Green Features: Do They Sell a Home?
Your home’s solar panels and geothermal system probably seem like big selling points to you, but buyers may feel differently.
Whether they’re environmentalists or not, today’s home buyers appreciate hearing about a home’s geothermal system, solar panels, Energy Star-rated appliances or LEED certification.
Home builders and sellers of upgraded homes with “green” features want their prospective buyers to know about these features because they likely spent a good amount of money on them. But do the buyers always care? Will they pay extra — and does “green” actually sell a home? The answer is, it all depends.
The feature, fixture or finish?
Buyers pay for features they can touch, feel and show off to their friends and family — the spa-like bath, media room or a chef’s kitchen. They probably won’t pay extra when it comes to the home improvements they can’t see or appreciate, such as the roof, boiler or new plumbing.
Green features fall somewhere in between. A certain “cool factor” exists for solar panels or an energy-saving thermostat you control from your smartphone. And, for that reason, a buyer will pay extra. But will they pay extra for a home with the less-exciting features like reclaimed hardwood and unique air filtration systems, compared to a similar home lacking these? The answer, for the most part, is no.
Money in my pocket?
Environmentally friendly items, without a cool factor, won’t excite consumers about to spend a chunk of their life savings on a home. But if a green home feature means saving money, either near-term or down the road, buyers usually want to hear more.
In the case of a resale, it’s difficult for the seller to recover the costs, dollar-for-dollar, of solar panels or a high-tech thermostat.
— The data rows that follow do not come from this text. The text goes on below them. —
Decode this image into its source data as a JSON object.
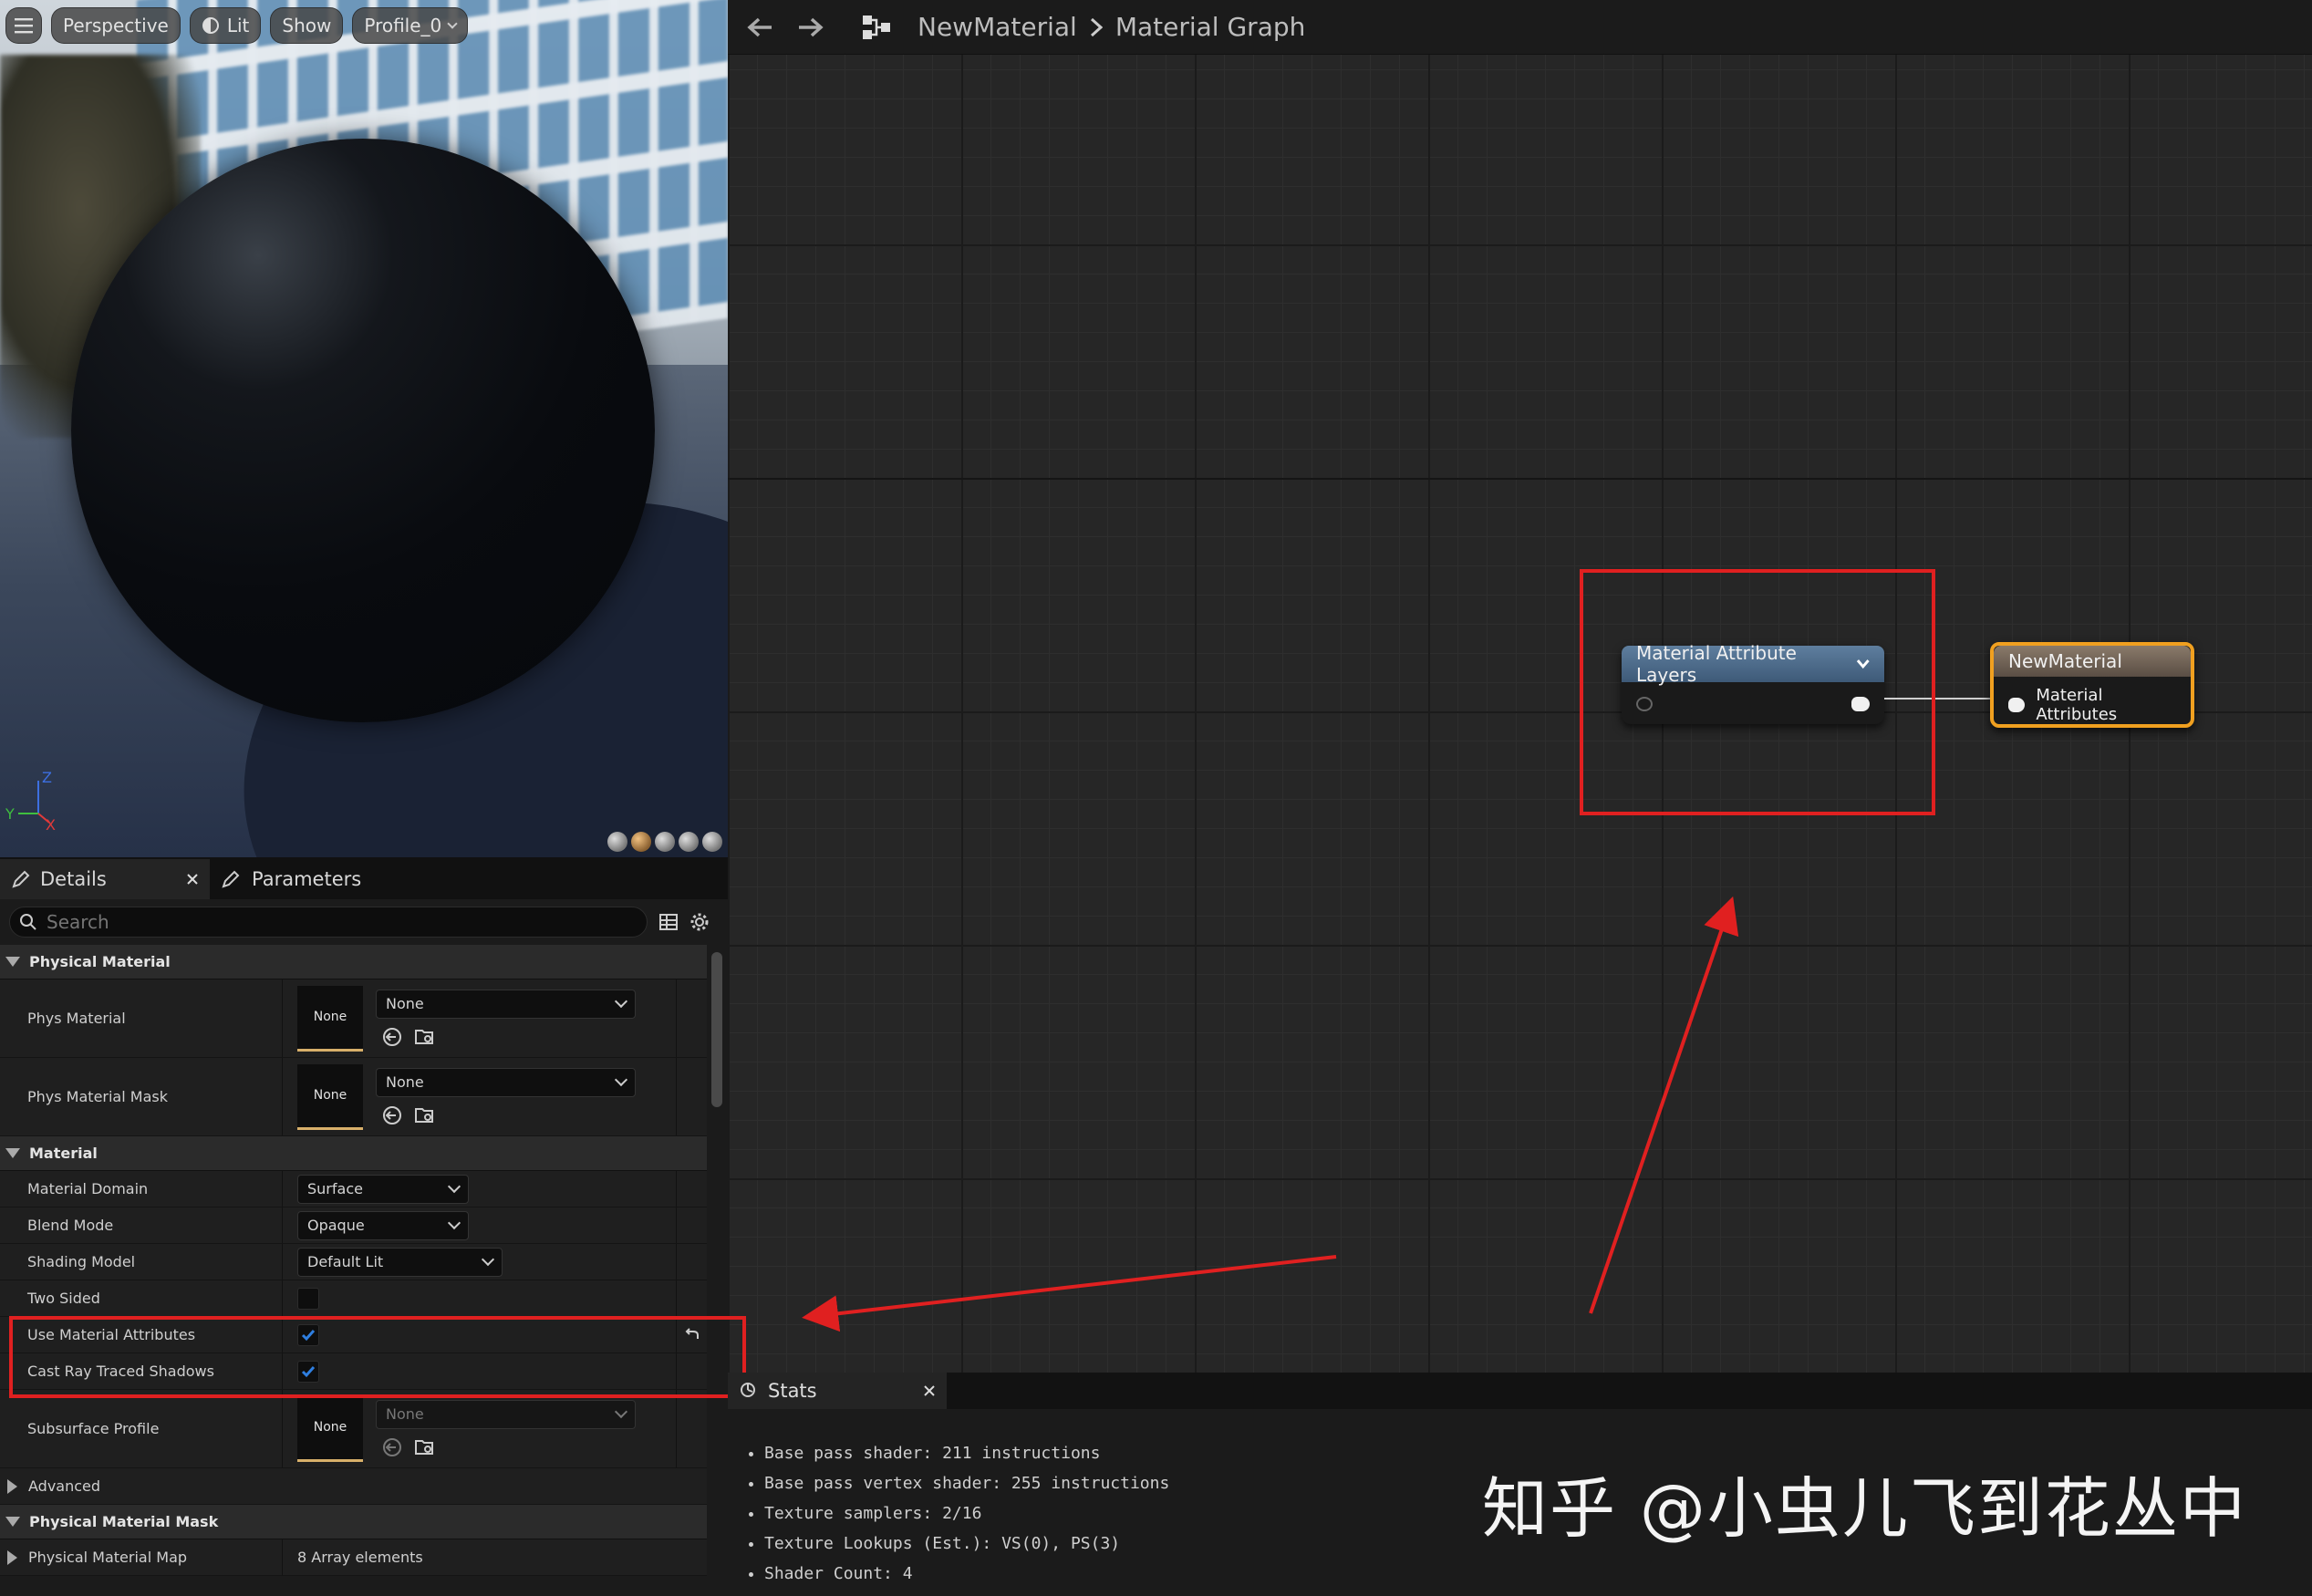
{
  "viewport": {
    "toolbar": {
      "perspective": "Perspective",
      "lit": "Lit",
      "show": "Show",
      "profile": "Profile_0"
    },
    "axes": {
      "z": "Z",
      "y": "Y",
      "x": "X"
    }
  },
  "details_panel": {
    "tabs": [
      {
        "label": "Details"
      },
      {
        "label": "Parameters"
      }
    ],
    "search_placeholder": "Search",
    "physical_material": {
      "title": "Physical Material",
      "phys_material": {
        "label": "Phys Material",
        "thumb": "None",
        "value": "None"
      },
      "phys_material_mask": {
        "label": "Phys Material Mask",
        "thumb": "None",
        "value": "None"
      }
    },
    "material": {
      "title": "Material",
      "material_domain": {
        "label": "Material Domain",
        "value": "Surface"
      },
      "blend_mode": {
        "label": "Blend Mode",
        "value": "Opaque"
      },
      "shading_model": {
        "label": "Shading Model",
        "value": "Default Lit"
      },
      "two_sided": {
        "label": "Two Sided",
        "checked": false
      },
      "use_material_attributes": {
        "label": "Use Material Attributes",
        "checked": true
      },
      "cast_ray_traced_shadows": {
        "label": "Cast Ray Traced Shadows",
        "checked": true
      },
      "subsurface_profile": {
        "label": "Subsurface Profile",
        "thumb": "None",
        "value": "None"
      }
    },
    "advanced": {
      "title": "Advanced"
    },
    "physical_material_mask": {
      "title": "Physical Material Mask",
      "physical_material_map": {
        "label": "Physical Material Map",
        "value": "8 Array elements"
      }
    }
  },
  "graph": {
    "breadcrumb": {
      "asset": "NewMaterial",
      "graph": "Material Graph"
    },
    "nodes": {
      "attribute_layers": {
        "title": "Material Attribute Layers"
      },
      "new_material": {
        "title": "NewMaterial",
        "input": "Material Attributes"
      }
    }
  },
  "stats": {
    "tab": "Stats",
    "lines": [
      "Base pass shader: 211 instructions",
      "Base pass vertex shader: 255 instructions",
      "Texture samplers: 2/16",
      "Texture Lookups (Est.): VS(0), PS(3)",
      "Shader Count: 4"
    ]
  },
  "watermark": "知乎 @小虫儿飞到花丛中",
  "colors": {
    "accent_orange": "#f0a020",
    "annotation_red": "#e02020",
    "node_header_blue": "#4f6f8f",
    "checkbox_blue": "#2f7fe0"
  }
}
The expense of that upgrade is built into the value of the home, just like the remodeled kitchen or other features. But this represents the best scenario for buyers, who can receive the value of the green feature, and appreciate any coolness benefit at the same time.
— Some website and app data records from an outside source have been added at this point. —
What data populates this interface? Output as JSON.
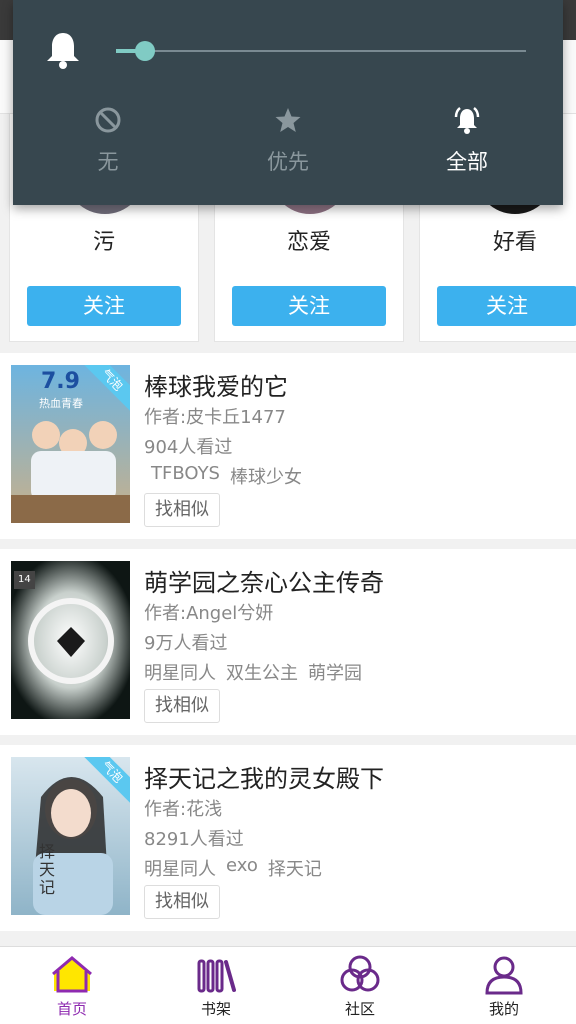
{
  "notification_mode": {
    "volume_fraction": 0.07,
    "options": [
      {
        "label": "无",
        "icon": "block-icon",
        "selected": false
      },
      {
        "label": "优先",
        "icon": "star-icon",
        "selected": false
      },
      {
        "label": "全部",
        "icon": "bell-ring-icon",
        "selected": true
      }
    ]
  },
  "tags": [
    {
      "name": "污",
      "follow_label": "关注"
    },
    {
      "name": "恋爱",
      "follow_label": "关注"
    },
    {
      "name": "好看",
      "follow_label": "关注"
    }
  ],
  "books": [
    {
      "title": "棒球我爱的它",
      "author": "作者:皮卡丘1477",
      "views": "904人看过",
      "tags": [
        "TFBOYS",
        "棒球少女"
      ],
      "similar_label": "找相似",
      "badge": "气泡",
      "cover_text": "7.9",
      "cover_subtitle": "热血青春",
      "cover_color_top": "#6db4e0",
      "cover_color_bottom": "#c9b08a"
    },
    {
      "title": "萌学园之奈心公主传奇",
      "author": "作者:Angel兮妍",
      "views": "9万人看过",
      "tags": [
        "明星同人",
        "双生公主",
        "萌学园"
      ],
      "similar_label": "找相似",
      "badge": "14",
      "cover_color_top": "#1e2a28",
      "cover_color_bottom": "#0c1412"
    },
    {
      "title": "择天记之我的灵女殿下",
      "author": "作者:花浅",
      "views": "8291人看过",
      "tags": [
        "明星同人",
        "exo",
        "择天记"
      ],
      "similar_label": "找相似",
      "badge": "气泡",
      "cover_text": "择天记",
      "cover_color_top": "#d8e6ee",
      "cover_color_bottom": "#8fb4c8"
    }
  ],
  "bottom_nav": [
    {
      "label": "首页",
      "icon": "home-icon",
      "active": true
    },
    {
      "label": "书架",
      "icon": "bookshelf-icon",
      "active": false
    },
    {
      "label": "社区",
      "icon": "community-icon",
      "active": false
    },
    {
      "label": "我的",
      "icon": "profile-icon",
      "active": false
    }
  ],
  "colors": {
    "accent": "#8e2ab0",
    "follow": "#3cb1ee",
    "overlay": "#37474f",
    "slider": "#80cbc4"
  }
}
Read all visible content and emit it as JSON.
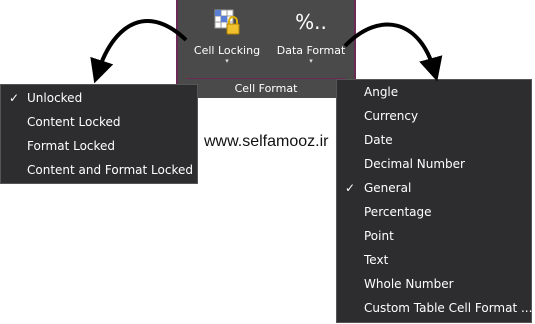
{
  "ribbon": {
    "cell_locking_label": "Cell Locking",
    "data_format_label": "Data Format",
    "data_format_icon_text": "%..",
    "group_label": "Cell Format",
    "caret": "▾"
  },
  "cell_locking_menu": {
    "items": [
      {
        "label": "Unlocked",
        "checked": "✓"
      },
      {
        "label": "Content Locked",
        "checked": ""
      },
      {
        "label": "Format Locked",
        "checked": ""
      },
      {
        "label": "Content and Format Locked",
        "checked": ""
      }
    ]
  },
  "data_format_menu": {
    "items": [
      {
        "label": "Angle",
        "checked": ""
      },
      {
        "label": "Currency",
        "checked": ""
      },
      {
        "label": "Date",
        "checked": ""
      },
      {
        "label": "Decimal Number",
        "checked": ""
      },
      {
        "label": "General",
        "checked": "✓"
      },
      {
        "label": "Percentage",
        "checked": ""
      },
      {
        "label": "Point",
        "checked": ""
      },
      {
        "label": "Text",
        "checked": ""
      },
      {
        "label": "Whole Number",
        "checked": ""
      },
      {
        "label": "Custom Table Cell Format ...",
        "checked": ""
      }
    ]
  },
  "watermark": "www.selfamooz.ir",
  "colors": {
    "ribbon_bg": "#4a4a4a",
    "ribbon_accent": "#6a2a55",
    "menu_bg": "#2d2d30",
    "arrow": "#000000"
  }
}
New construction: Green features vs. no green features
In new construction, the buyer needs to make the ultimate cost-benefit analysis. Boniello Development, successful family builders in Somers, NY, built a selection of similarly sized homes. They marketed and sold many based on the floor plans and site plans, then custom-built each home according to each buyer’s tastes, wants, and desires.
They presented each buyer an option of having a full-house geothermal system for heating and cooling. The cost was around $50,000 extra, but buyers received an immediate $30,000 tax credit from the federal government. What’s more, the cost of the system was built into the cost of their mortgage, requiring zero out of pocket.
The buyers would realize the savings, by way of lower energy bills of a few hundred dollars per month, within five years. Half the buyers chose the system, and the other half didn’t want to pay for it.
Why are some buyers okay with paying more for green features, while others aren’t? It’s a personal and financial decision. Buyers who don’t plan to be in the home for more than a few years may feel they won’t have time to benefit from the cost, and their future buyer likely wouldn’t pay extra, particularly in a down market. Those in the home for the long haul, or with a commitment to the environment, will surely be the target buyers.
Smaller market, but a growing one
A growing subset of today’s market is concerned for the environment, wants to give back and is less concerned about the financials of green features. This group will pay extra, whether the features are cool or not. The cost savings, while a nice bonus, won’t drive their decision-making.
Green features are here to stay, and today’s consumers will see them when shopping for homes. Consider the impact on the environment alongside the cost savings, and weigh that with your particular real estate decision. While ultimately a personal consideration, like location, floor plan and bedroom count, green features are increasingly becoming a choice worth prioritizing.